Money & Politics

White House sought advice from Exxon on Kyoto stance
Executives from big oil companies met with Vice President Cheney's energy task force in 2001 -- something long suspected by environmentalists but denied as recently as last week by industry officials testifying before Congress.
Last week, Ian Thomas posted a map on a U.S. government Web site of the caribou calving areas in the Arctic National Wildlife Refuge, an area the Bush administration wants to open up for oil exploration. This week, Thomas is looking for a new job.
A major report released by the ICFTU uncovers the disturbing extent of corporate tax avoidance and evasion and warns that unless governments cease engaging in the race to lower corporate taxes, both industrialized and developing countries will face a major public funding crisis.
A new CorpWatch report shines a light on the role of six major banks in Greece, Ireland and Spain in the EuroZone crisis. "The EuroZone Profiteers" profiles Commerzbank, Depfa and Westdeutsche Landesbank from Germany; Crédit Agricole and Société Générale from France; together with Dexia - a Franco-Belgian financial institution.
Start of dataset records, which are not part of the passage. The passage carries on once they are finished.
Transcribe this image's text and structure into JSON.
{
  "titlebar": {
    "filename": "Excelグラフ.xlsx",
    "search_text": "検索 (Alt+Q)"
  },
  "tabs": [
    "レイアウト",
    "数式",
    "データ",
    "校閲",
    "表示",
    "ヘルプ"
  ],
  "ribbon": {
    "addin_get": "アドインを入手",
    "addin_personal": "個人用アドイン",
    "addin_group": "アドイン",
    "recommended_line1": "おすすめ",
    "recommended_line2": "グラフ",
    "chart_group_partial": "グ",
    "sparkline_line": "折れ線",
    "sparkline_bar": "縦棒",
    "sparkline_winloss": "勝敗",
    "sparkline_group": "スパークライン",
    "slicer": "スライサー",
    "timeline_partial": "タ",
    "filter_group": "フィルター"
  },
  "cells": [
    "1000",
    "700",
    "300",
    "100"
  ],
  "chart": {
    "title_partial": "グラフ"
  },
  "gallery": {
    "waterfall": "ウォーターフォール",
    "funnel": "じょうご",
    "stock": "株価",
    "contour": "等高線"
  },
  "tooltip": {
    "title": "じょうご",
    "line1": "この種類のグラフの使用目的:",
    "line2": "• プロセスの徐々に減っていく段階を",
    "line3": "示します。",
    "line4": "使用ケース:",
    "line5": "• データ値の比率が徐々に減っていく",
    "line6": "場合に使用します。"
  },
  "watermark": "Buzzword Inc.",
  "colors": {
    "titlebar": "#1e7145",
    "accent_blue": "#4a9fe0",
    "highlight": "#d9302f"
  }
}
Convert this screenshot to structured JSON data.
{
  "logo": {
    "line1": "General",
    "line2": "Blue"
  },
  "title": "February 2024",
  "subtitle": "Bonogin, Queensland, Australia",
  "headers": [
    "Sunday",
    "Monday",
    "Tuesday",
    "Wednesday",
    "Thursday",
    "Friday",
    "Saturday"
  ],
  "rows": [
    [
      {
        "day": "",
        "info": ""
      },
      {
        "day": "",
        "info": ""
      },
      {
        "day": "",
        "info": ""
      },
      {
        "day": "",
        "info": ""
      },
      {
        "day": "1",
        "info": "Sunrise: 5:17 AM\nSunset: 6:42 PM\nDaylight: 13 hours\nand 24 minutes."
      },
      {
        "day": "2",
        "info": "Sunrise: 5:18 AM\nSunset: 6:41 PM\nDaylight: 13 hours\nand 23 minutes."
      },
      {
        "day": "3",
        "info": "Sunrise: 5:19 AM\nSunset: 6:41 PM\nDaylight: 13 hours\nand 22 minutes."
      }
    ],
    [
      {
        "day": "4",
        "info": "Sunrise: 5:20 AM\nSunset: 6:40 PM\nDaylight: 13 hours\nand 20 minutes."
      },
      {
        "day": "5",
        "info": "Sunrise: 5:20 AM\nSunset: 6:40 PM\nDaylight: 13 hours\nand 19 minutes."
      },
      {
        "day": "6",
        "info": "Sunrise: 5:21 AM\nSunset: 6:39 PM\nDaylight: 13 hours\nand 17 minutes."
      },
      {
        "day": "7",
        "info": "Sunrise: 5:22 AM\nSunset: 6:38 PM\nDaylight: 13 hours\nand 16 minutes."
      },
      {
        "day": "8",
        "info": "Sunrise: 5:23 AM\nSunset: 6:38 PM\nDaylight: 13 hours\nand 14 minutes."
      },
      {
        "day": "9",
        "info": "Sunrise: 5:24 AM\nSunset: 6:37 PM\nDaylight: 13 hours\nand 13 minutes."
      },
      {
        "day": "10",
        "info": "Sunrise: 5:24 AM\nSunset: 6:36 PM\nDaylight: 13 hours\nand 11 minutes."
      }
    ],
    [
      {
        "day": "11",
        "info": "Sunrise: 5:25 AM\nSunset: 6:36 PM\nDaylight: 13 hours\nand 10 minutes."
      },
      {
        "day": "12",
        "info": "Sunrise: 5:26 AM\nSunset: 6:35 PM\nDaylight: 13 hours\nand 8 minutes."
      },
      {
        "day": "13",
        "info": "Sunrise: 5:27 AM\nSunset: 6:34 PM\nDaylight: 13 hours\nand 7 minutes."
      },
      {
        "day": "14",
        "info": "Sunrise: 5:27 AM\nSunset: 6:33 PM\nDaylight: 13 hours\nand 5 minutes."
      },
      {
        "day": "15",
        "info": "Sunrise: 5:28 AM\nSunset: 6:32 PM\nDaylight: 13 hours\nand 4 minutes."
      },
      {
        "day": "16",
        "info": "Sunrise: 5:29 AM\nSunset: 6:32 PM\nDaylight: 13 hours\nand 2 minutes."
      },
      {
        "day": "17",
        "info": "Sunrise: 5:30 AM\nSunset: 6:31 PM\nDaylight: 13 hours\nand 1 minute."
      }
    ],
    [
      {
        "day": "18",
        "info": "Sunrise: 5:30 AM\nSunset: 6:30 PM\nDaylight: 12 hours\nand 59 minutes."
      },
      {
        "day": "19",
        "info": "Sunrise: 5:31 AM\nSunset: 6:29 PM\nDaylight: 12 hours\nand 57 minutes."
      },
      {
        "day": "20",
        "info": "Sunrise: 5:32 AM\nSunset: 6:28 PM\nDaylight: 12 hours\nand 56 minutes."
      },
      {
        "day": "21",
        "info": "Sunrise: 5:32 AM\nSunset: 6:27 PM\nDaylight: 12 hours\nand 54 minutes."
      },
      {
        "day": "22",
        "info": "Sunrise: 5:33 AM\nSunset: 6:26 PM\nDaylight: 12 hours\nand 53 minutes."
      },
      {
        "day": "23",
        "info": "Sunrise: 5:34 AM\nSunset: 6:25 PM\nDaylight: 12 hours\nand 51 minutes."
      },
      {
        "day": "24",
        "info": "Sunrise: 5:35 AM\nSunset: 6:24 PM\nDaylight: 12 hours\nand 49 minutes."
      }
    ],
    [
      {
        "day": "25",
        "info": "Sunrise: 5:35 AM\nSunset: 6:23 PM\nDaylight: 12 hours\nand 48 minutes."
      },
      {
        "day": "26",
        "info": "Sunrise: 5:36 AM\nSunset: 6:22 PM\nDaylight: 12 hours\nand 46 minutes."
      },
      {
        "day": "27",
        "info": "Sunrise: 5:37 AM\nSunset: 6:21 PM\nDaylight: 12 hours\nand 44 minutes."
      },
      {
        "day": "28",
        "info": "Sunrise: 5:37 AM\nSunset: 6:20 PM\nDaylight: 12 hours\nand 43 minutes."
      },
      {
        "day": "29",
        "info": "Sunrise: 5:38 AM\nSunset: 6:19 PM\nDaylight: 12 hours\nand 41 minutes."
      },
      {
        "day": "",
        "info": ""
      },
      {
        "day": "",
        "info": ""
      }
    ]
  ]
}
The experience of São Tomé, a poor country that supports itself by selling cocoa and commemorative stamps featuring celebrities like Elvis Presley and Brigitte Bardot, shows how just the hint of oil can set off a scramble for riches.
Introduction to a new CorpWatch report that shines a light on the role of six major banks in Greece, Ireland and Spain in the EuroZone crisis. "The EuroZone Profiteers" profiles Commerzbank, Depfa and Westdeutsche Landesbank from Germany; Crédit Agricole and Société Générale from France; together with Dexia - a Franco-Belgian financial institution.
Officials said they awarded the four contracts last October to speed recovery efforts that might have been slowed by competitive bidding. Some critics, however, suggested they were rewards for politically connected firms.
As President-elect Bush's campaign chairman, Don Evans helped raise nearly $100 million by relying heavily on corporate chieftains who became Bush ''pioneers.'' Now, the commerce secretary nominee is in an extraordinary position to help the business of the pioneers.
A fired partner of auditor Andersen refused to testify to Congress on the destruction of evidence in the collapse of energy giant Enron, prompting lawmakers to say he was frustrating their probe.